**Cather did win the Pulitzer in 1922, though, for One of Ours. Have you read it? Me neither.

***If Cliff’s Notes can be believed, anyway. I couldn’t find this anecdote anywhere else.

Still more beautiful images–but there will be words soon!

Happy February! I can say this without irony because I live in the southern hemisphere, where it’s like this:

Photograph of beach in Muizenberg, Cape Town, South Africa.

I had a rocky entry into 2019. I had fantasized about all the great new books I’d be able to read once I rejoined the 21st century, but when January 1 rolled around I couldn’t stop reading as if I were living in 1918. The whole idea just freaked me out. It was like reverse culture shock when you return home from overseas, which anyone who’s experienced it can tell you is the worst kind of culture shock. Then there was a transition period when I read “The Waste Land” and other non-contemporary but post-1918 poetry. Now I’ve (mostly) gotten over it and am happily reading Stephen McCauley’s 2018 novel My Ex-Life. In the meantime, I just finished the last 1918 book that I started in 2018 (although I’m still listening to the audiobook of The Education of Henry Adams). As soon as I read the last page, I metaphorically jumped up and said, “I’m ready to go back to blogging!” (Real blogging, not just posting pictures like this.) And I will soon. In the meantime, here are more of the images I’ve posted on Twitter during the hiatus.

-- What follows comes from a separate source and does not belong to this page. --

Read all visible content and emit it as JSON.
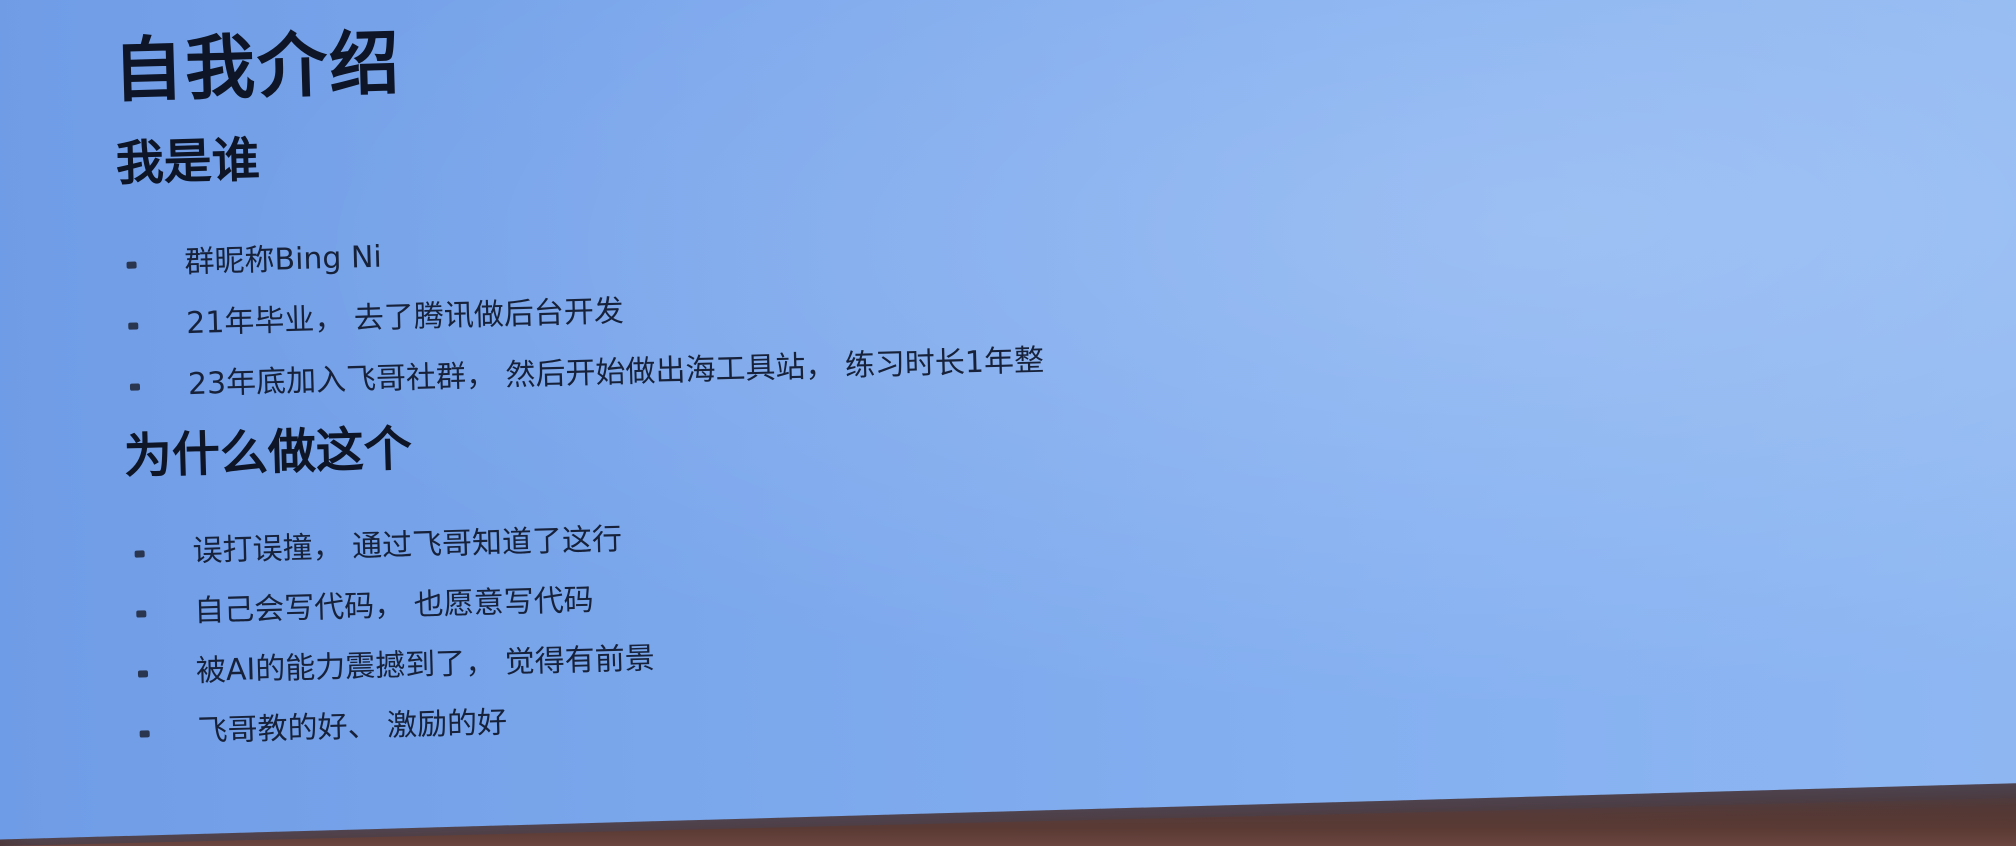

During WWI, Americans were warned to “Hooverize,” or conserve food. (The future president was the “Food Czar” and a huge celebrity.) This poster by John Sheridan was one reminder.

Poster by John Sheridan, 1918, showing basket of vegetables in front of and soldiers. Caption: Food is Ammunition: Don't waste it.

U.S. Food Administration poster, John Sheridan, 1918

For those of you suffering through the cold spell in the U.S., here’s a reminder of spring from The Liberator’s wonderful Hugo Gellert.

May 1918 Liberator cover by Hugo Gellert. Illustration of jumping deer on abstract background.

Variations on a theme, February 1918: Helen Dryden (Vogue) and Erté (Harper’s Bazar).

February 1918 Vogue cover by Helen Dryden. Illustration of woman in pink hoop-skirt dress looking in mirror.

February 1918 Harper's Bazar cover by Erté. Masked woman with man hiding inside her hoop skirt.

The Crisis, the NAACP magazine edited by W.E.B. Du Bois, took on discrimination and lynching and other horrors, but it was black America’s community newspaper too. There was an annual children’s issue, with lots of pictures of cute babies. Here are some from October 1918.*

Photographs of nine babies in October 1918 issue of The Crisis.

Another luminous William Edouard Scott painting, on the cover of the December 1918 issue of The Crisis. In his editorial, W.E.B. Du Bois poetically identifies African-Americans’ flight north with Joseph and Mary’s flight to Egypt.

The Crisis cover, December 1918. William Edouard Smith painting The Flight into Egypt. African-American family in field.

See you soon!

*Surprise surprise: people love cute babies. This was by far my most popular tweet of the week, although not as popular as the constipation ad.